I was walking with my dog up the short path from my back door to the gate, when I noticed a pink, shiny head cresting out of the earth. This is the same patch of ground I have passed thousands of times, yet somehow never noticed the rose quartz stone. But this day, it jumped out at me, so I started digging.
As I dug deeper and deeper, I realized that this baby was much bigger than I thought! Then two words came to me: hidden treasure. And that’s my inspiration for the week.
This morning, aforementioned doggie and I hiked in the woods behind my house where I consciously opened myself to hidden treasure. I found tiny white wildflowers I would not have noticed had I been caught up in my thoughts, miniature black bugs on the head of a dandelion, sap oozing way up high on a tree, something I thought was a rock, but turned out to be a mushroom, and the biggest wild turkey feather I have ever seen. Doggie’s take on hidden treasure were the bones of a dead deer, always startling to me, even though I know they are there.
And then there was the old, rusted, broken down bathtub that has been in the forest for years–something I generally regard as an eyesore. But today, I realized its value as it marked my path where the trail had overgrown.
All of this makes me think about the hidden treasures of the heart. What lies below the part we show to the world–tiny unseen things, surprises, or the seemingly unattractive? Coincidentally (or maybe not!) rose quartz is known as a heart stone.
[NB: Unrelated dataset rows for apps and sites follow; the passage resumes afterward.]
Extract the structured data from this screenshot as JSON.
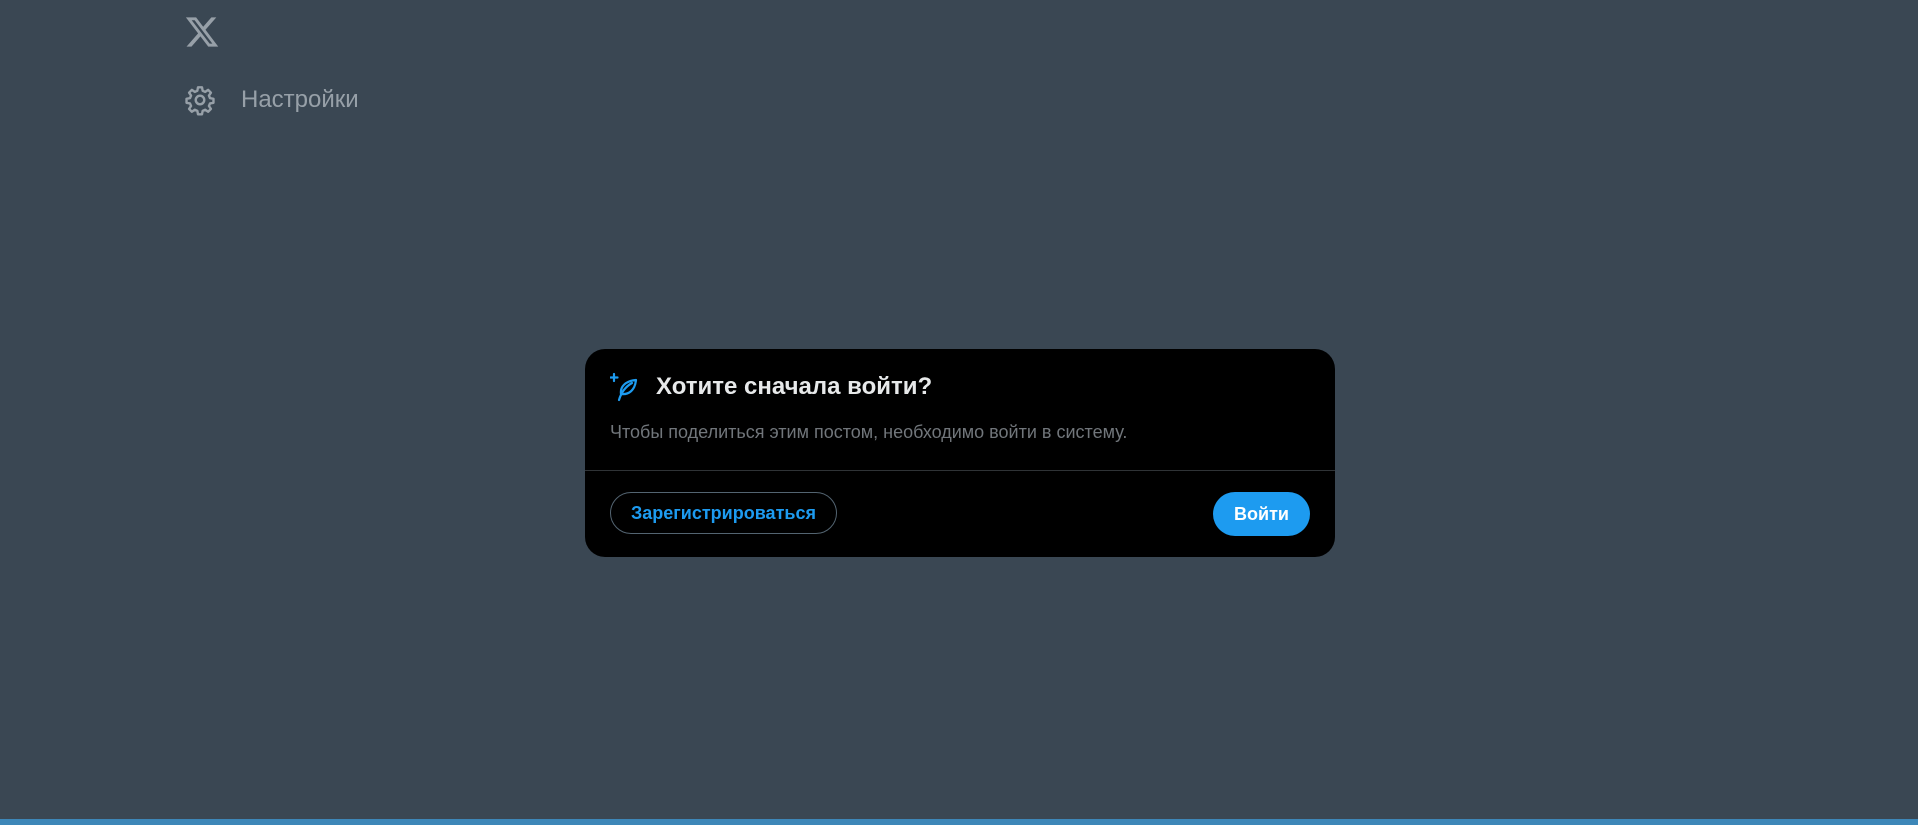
{
  "logo": {
    "icon": "x-logo-icon"
  },
  "nav": {
    "settings_label": "Настройки",
    "settings_icon": "gear-icon"
  },
  "modal": {
    "icon": "feather-sparkle-icon",
    "title": "Хотите сначала войти?",
    "description": "Чтобы поделиться этим постом, необходимо войти в систему.",
    "signup_label": "Зарегистрироваться",
    "login_label": "Войти"
  },
  "colors": {
    "background": "#3a4753",
    "modal_background": "#000000",
    "accent": "#1d9bf0",
    "bottom_bar": "#3d87b8"
  }
}
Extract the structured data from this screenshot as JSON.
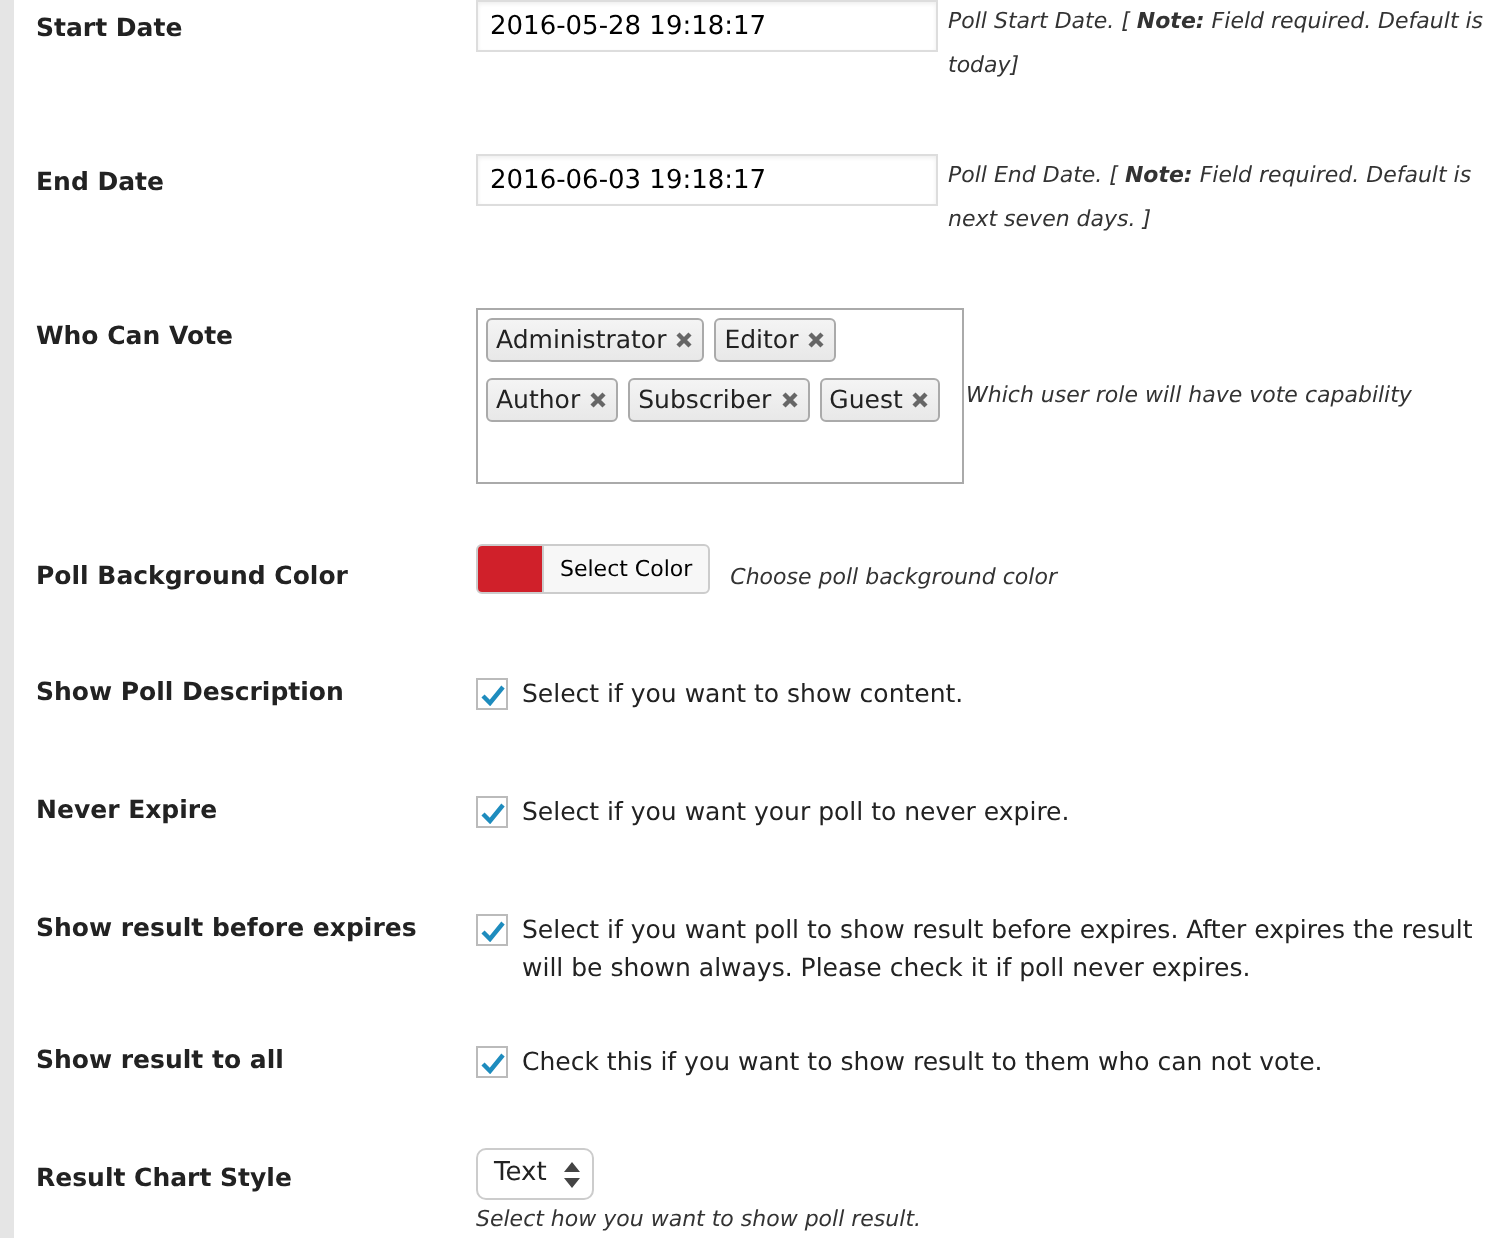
{
  "fields": [
    {
      "label": "Start Date",
      "kind": "text",
      "value": "2016-05-28 19:18:17",
      "help": "Poll Start Date. [ **Note:** Field required. Default is today]"
    },
    {
      "label": "End Date",
      "kind": "text",
      "value": "2016-06-03 19:18:17",
      "help": "Poll End Date. [ **Note:** Field required. Default is next seven days. ]"
    },
    {
      "label": "Who Can Vote",
      "kind": "tags",
      "tags": [
        "Administrator",
        "Editor",
        "Author",
        "Subscriber",
        "Guest"
      ],
      "help": "Which user role will have vote capability"
    },
    {
      "label": "Poll Background Color",
      "kind": "color",
      "color": "#d0202a",
      "button": "Select Color",
      "help": "Choose poll background color"
    },
    {
      "label": "Show Poll Description",
      "kind": "checkbox",
      "checked": true,
      "text": "Select if you want to show content."
    },
    {
      "label": "Never Expire",
      "kind": "checkbox",
      "checked": true,
      "text": "Select if you want your poll to never expire."
    },
    {
      "label": "Show result before expires",
      "kind": "checkbox",
      "checked": true,
      "text": "Select if you want poll to show result before expires. After expires the result will be shown always. Please check it if poll never expires."
    },
    {
      "label": "Show result to all",
      "kind": "checkbox",
      "checked": true,
      "text": "Check this if you want to show result to them who can not vote."
    },
    {
      "label": "Result Chart Style",
      "kind": "select",
      "value": "Text",
      "help": "Select how you want to show poll result."
    }
  ]
}
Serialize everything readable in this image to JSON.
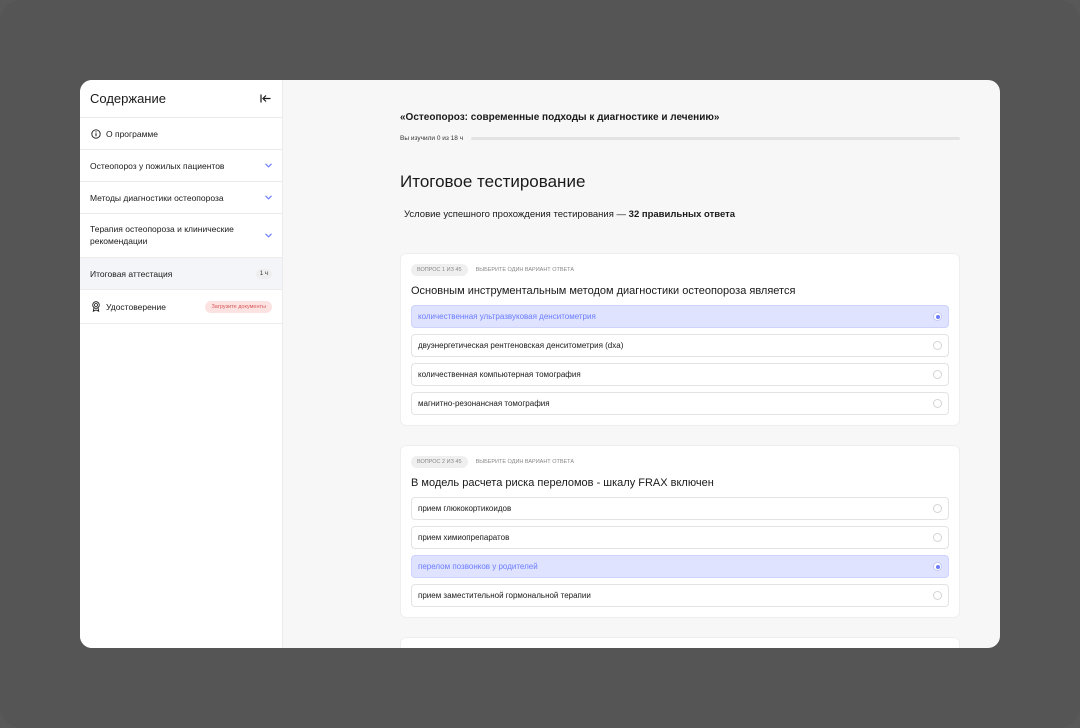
{
  "sidebar": {
    "title": "Содержание",
    "items": [
      {
        "label": "О программе",
        "icon": "info-icon"
      },
      {
        "label": "Остеопороз у пожилых пациентов",
        "icon": "chevron-down-icon"
      },
      {
        "label": "Методы диагностики остеопороза",
        "icon": "chevron-down-icon"
      },
      {
        "label": "Терапия остеопороза и клинические рекомендации",
        "icon": "chevron-down-icon"
      },
      {
        "label": "Итоговая аттестация",
        "tag": "1 ч"
      },
      {
        "label": "Удостоверение",
        "icon": "certificate-icon",
        "tag": "Загрузите документы"
      }
    ]
  },
  "course": {
    "title": "«Остеопороз: современные подходы к диагностике и лечению»",
    "progress_text": "Вы изучили 0 из 18 ч",
    "progress_value": 0
  },
  "test": {
    "heading": "Итоговое тестирование",
    "condition_prefix": "Условие успешного прохождения тестирования — ",
    "condition_bold": "32 правильных ответа"
  },
  "questions": [
    {
      "badge": "ВОПРОС 1 ИЗ 45",
      "instruction": "ВЫБЕРИТЕ ОДИН ВАРИАНТ ОТВЕТА",
      "text": "Основным инструментальным методом диагностики остеопороза является",
      "options": [
        "количественная ультразвуковая денситометрия",
        "двуэнергетическая рентгеновская денситометрия (dxa)",
        "количественная компьютерная томография",
        "магнитно-резонансная томография"
      ],
      "selected": 0
    },
    {
      "badge": "ВОПРОС 2 ИЗ 45",
      "instruction": "ВЫБЕРИТЕ ОДИН ВАРИАНТ ОТВЕТА",
      "text": "В модель расчета риска переломов - шкалу FRAX включен",
      "options": [
        "прием глюкокортикоидов",
        "прием химиопрепаратов",
        "перелом позвонков у родителей",
        "прием заместительной гормональной терапии"
      ],
      "selected": 2
    }
  ],
  "colors": {
    "accent": "#6b7cff",
    "selected_bg": "#dfe3ff",
    "docs_tag_bg": "#fde2e2",
    "docs_tag_text": "#d85656"
  }
}
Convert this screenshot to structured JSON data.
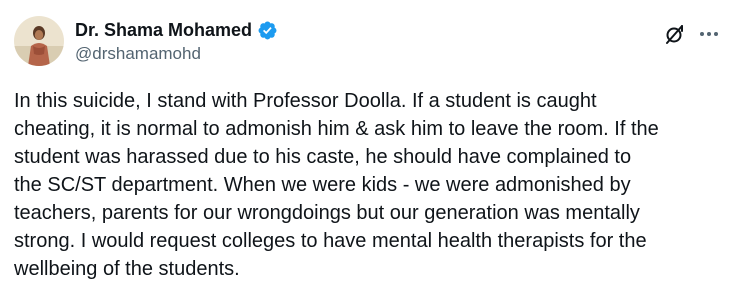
{
  "tweet": {
    "author": {
      "display_name": "Dr. Shama Mohamed",
      "handle": "@drshamamohd",
      "verified": true
    },
    "text": "In this suicide, I stand with Professor Doolla. If a student is caught\ncheating, it is normal to admonish him & ask him to leave the room. If the\nstudent was harassed due to his caste, he should have complained to\nthe SC/ST department. When we were kids - we were admonished by\nteachers, parents for our wrongdoings but our generation was mentally\nstrong. I would request colleges to have mental health therapists for the\nwellbeing of the students."
  },
  "icons": {
    "verified": "verified-badge-icon",
    "grok": "grok-icon",
    "more": "more-options-icon"
  },
  "colors": {
    "text_primary": "#0f1419",
    "text_secondary": "#536471",
    "verified_blue": "#1d9bf0",
    "background": "#ffffff"
  }
}
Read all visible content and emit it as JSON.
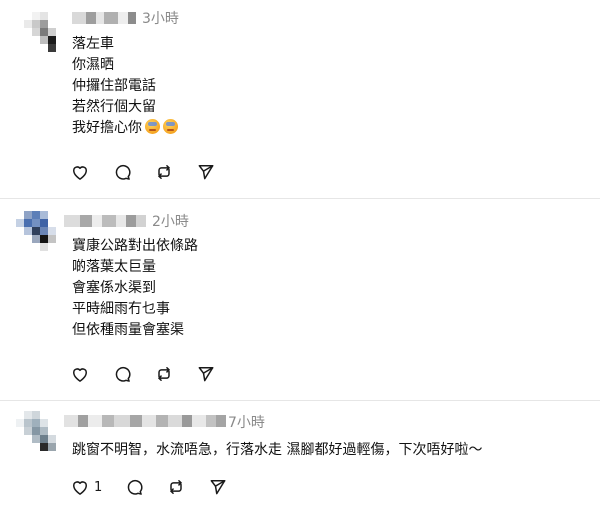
{
  "comments": [
    {
      "time": "3小時",
      "lines": [
        "落左車",
        "你濕晒",
        "仲攞住部電話",
        "若然行個大留",
        "我好擔心你"
      ],
      "emojis": [
        "worried-face-emoji",
        "worried-face-emoji"
      ],
      "like_count": ""
    },
    {
      "time": "2小時",
      "lines": [
        "寶康公路對出依條路",
        "啲落葉太巨量",
        "會塞係水渠到",
        "平時細雨冇乜事",
        "但依種雨量會塞渠"
      ],
      "like_count": ""
    },
    {
      "time": "7小時",
      "lines": [
        "跳窗不明智，水流唔急，行落水走 濕腳都好過輕傷，下次唔好啦～"
      ],
      "like_count": "1"
    }
  ],
  "icons": {
    "like": "heart-icon",
    "reply": "comment-bubble-icon",
    "repost": "repost-icon",
    "share": "send-icon"
  },
  "colors": {
    "timestamp": "#8a8a8a",
    "divider": "#e6e6e6"
  }
}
Metaphysically, it represents unconditional love, compassion and heart healing. Perhaps that stone rose up out of the earth to remind me that all of our hearts hold great treasure. What is buried there?
Last week, I unearthed something deeply submerged in my own heart. With the help of my dear friend Maria, who is a nature-based life coach (walkinginspiritus.com), I journeyed into my heart space and found anger hiding there. Held by a circle of trees on my land (another treasure I hadn’t noticed before), I danced with that anger. It flamed up like a fire, both terrifying me and revealing to me its gifts of passion, voice and boundaries. Standing face to face with the whole of my anger–the above ground part and the underground part–taught me that I don’t have to fear it because it comes bearing gifts.
We can extend this idea to others as well. We only ever see the parts of people’s hearts they want to show us, sometimes that’s the bright, shiny part and sometimes it’s the dark, dirty part. What we don’t see is the hidden treasure that lies below the surface. The part that makes them whole. This, of course, can lead to assumptions, misperceptions, misbeliefs. What if we took the time to dig more deeply, to truly listen and seek the complete picture? What if we also did that for ourselves?
Perhaps, like my rose quartz, we would discover that all of our hearts are bigger than we thought.